• _DIRECTIONS_:
Pick out the lines below that contain the string "Clásico" and copy them all.

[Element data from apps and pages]
▬▬▬
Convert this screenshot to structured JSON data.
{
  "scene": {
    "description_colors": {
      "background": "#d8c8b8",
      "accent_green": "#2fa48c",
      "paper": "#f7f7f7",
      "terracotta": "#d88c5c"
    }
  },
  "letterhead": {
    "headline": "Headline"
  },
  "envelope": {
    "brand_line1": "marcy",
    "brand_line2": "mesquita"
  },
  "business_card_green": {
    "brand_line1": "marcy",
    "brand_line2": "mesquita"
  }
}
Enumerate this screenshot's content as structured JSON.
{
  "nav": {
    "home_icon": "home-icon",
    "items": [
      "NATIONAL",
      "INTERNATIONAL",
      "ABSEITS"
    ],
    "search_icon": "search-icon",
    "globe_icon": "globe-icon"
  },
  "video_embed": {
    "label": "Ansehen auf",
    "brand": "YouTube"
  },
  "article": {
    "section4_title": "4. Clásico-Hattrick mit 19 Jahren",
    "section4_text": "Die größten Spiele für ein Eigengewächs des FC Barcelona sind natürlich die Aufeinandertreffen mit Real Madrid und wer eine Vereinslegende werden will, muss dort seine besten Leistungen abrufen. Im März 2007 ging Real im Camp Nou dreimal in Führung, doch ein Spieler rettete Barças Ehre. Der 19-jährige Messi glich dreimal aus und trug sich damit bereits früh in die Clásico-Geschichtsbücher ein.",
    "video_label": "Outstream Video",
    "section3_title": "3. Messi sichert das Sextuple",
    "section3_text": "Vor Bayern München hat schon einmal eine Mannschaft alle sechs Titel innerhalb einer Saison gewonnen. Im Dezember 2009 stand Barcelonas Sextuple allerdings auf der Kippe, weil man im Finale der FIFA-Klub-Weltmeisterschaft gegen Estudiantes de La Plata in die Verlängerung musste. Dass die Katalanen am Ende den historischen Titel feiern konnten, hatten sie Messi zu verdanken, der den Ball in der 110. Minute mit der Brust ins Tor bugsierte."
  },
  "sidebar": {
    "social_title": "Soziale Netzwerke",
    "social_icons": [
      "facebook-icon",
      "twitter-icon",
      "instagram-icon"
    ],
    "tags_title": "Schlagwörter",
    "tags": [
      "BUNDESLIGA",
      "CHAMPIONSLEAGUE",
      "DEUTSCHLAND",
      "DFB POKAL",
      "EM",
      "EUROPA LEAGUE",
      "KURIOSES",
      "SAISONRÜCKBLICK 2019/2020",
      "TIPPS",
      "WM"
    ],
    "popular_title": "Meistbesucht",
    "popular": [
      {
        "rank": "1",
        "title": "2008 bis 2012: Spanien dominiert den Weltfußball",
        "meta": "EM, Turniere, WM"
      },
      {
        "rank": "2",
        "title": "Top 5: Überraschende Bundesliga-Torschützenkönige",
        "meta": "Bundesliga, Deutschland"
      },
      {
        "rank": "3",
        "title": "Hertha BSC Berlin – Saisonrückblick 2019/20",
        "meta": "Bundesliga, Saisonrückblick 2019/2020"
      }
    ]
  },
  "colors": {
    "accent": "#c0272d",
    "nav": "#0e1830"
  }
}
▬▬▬
• _YOUR SOLUTION_:
    "section4_title": "4. Clásico-Hattrick mit 19 Jahren",
    "section4_text": "Die größten Spiele für ein Eigengewächs des FC Barcelona sind natürlich die Aufeinandertreffen mit Real Madrid und wer eine Vereinslegende werden will, muss dort seine besten Leistungen abrufen. Im März 2007 ging Real im Camp Nou dreimal in Führung, doch ein Spieler rettete Barças Ehre. Der 19-jährige Messi glich dreimal aus und trug sich damit bereits früh in die Clásico-Geschichtsbücher ein.",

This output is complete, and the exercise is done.